▶
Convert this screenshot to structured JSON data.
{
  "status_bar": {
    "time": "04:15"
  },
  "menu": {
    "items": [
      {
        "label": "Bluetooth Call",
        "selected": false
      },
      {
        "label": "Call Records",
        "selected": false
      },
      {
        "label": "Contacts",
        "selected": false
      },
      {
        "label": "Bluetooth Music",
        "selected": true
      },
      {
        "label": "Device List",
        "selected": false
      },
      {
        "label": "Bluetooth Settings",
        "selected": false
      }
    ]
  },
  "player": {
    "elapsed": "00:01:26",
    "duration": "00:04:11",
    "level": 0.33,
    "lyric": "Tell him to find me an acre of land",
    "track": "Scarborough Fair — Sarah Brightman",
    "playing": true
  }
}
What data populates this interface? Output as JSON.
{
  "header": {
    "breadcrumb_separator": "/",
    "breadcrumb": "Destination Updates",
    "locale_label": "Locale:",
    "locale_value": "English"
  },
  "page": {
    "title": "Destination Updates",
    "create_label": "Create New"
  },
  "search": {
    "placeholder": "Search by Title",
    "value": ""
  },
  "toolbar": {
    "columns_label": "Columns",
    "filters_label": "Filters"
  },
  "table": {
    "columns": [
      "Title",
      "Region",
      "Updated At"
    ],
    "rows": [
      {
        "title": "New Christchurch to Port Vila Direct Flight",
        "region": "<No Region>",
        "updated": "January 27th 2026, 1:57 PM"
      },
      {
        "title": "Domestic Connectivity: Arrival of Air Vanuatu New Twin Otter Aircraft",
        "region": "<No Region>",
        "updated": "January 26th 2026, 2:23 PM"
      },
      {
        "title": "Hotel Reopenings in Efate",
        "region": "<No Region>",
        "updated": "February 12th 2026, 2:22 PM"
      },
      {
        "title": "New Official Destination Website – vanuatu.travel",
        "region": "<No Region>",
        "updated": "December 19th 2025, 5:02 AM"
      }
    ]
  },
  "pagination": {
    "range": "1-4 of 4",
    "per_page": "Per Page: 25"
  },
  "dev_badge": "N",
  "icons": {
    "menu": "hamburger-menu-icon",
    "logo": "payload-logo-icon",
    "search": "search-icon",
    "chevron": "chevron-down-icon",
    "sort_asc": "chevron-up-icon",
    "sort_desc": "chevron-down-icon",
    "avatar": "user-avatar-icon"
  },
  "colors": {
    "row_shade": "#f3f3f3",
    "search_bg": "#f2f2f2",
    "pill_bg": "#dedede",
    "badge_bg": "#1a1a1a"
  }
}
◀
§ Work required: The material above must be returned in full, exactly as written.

§ Worked solution:
Convert this screenshot to structured JSON data.
{
  "status_bar": {
    "time": "04:15"
  },
  "menu": {
    "items": [
      {
        "label": "Bluetooth Call",
        "selected": false
      },
      {
        "label": "Call Records",
        "selected": false
      },
      {
        "label": "Contacts",
        "selected": false
      },
      {
        "label": "Bluetooth Music",
        "selected": true
      },
      {
        "label": "Device List",
        "selected": false
      },
      {
        "label": "Bluetooth Settings",
        "selected": false
      }
    ]
  },
  "player": {
    "elapsed": "00:01:26",
    "duration": "00:04:11",
    "level": 0.33,
    "lyric": "Tell him to find me an acre of land",
    "track": "Scarborough Fair — Sarah Brightman",
    "playing": true
  }
}
What data populates this interface? Output as JSON.
{
  "header": {
    "breadcrumb_separator": "/",
    "breadcrumb": "Destination Updates",
    "locale_label": "Locale:",
    "locale_value": "English"
  },
  "page": {
    "title": "Destination Updates",
    "create_label": "Create New"
  },
  "search": {
    "placeholder": "Search by Title",
    "value": ""
  },
  "toolbar": {
    "columns_label": "Columns",
    "filters_label": "Filters"
  },
  "table": {
    "columns": [
      "Title",
      "Region",
      "Updated At"
    ],
    "rows": [
      {
        "title": "New Christchurch to Port Vila Direct Flight",
        "region": "<No Region>",
        "updated": "January 27th 2026, 1:57 PM"
      },
      {
        "title": "Domestic Connectivity: Arrival of Air Vanuatu New Twin Otter Aircraft",
        "region": "<No Region>",
        "updated": "January 26th 2026, 2:23 PM"
      },
      {
        "title": "Hotel Reopenings in Efate",
        "region": "<No Region>",
        "updated": "February 12th 2026, 2:22 PM"
      },
      {
        "title": "New Official Destination Website – vanuatu.travel",
        "region": "<No Region>",
        "updated": "December 19th 2025, 5:02 AM"
      }
    ]
  },
  "pagination": {
    "range": "1-4 of 4",
    "per_page": "Per Page: 25"
  },
  "dev_badge": "N",
  "icons": {
    "menu": "hamburger-menu-icon",
    "logo": "payload-logo-icon",
    "search": "search-icon",
    "chevron": "chevron-down-icon",
    "sort_asc": "chevron-up-icon",
    "sort_desc": "chevron-down-icon",
    "avatar": "user-avatar-icon"
  },
  "colors": {
    "row_shade": "#f3f3f3",
    "search_bg": "#f2f2f2",
    "pill_bg": "#dedede",
    "badge_bg": "#1a1a1a"
  }
}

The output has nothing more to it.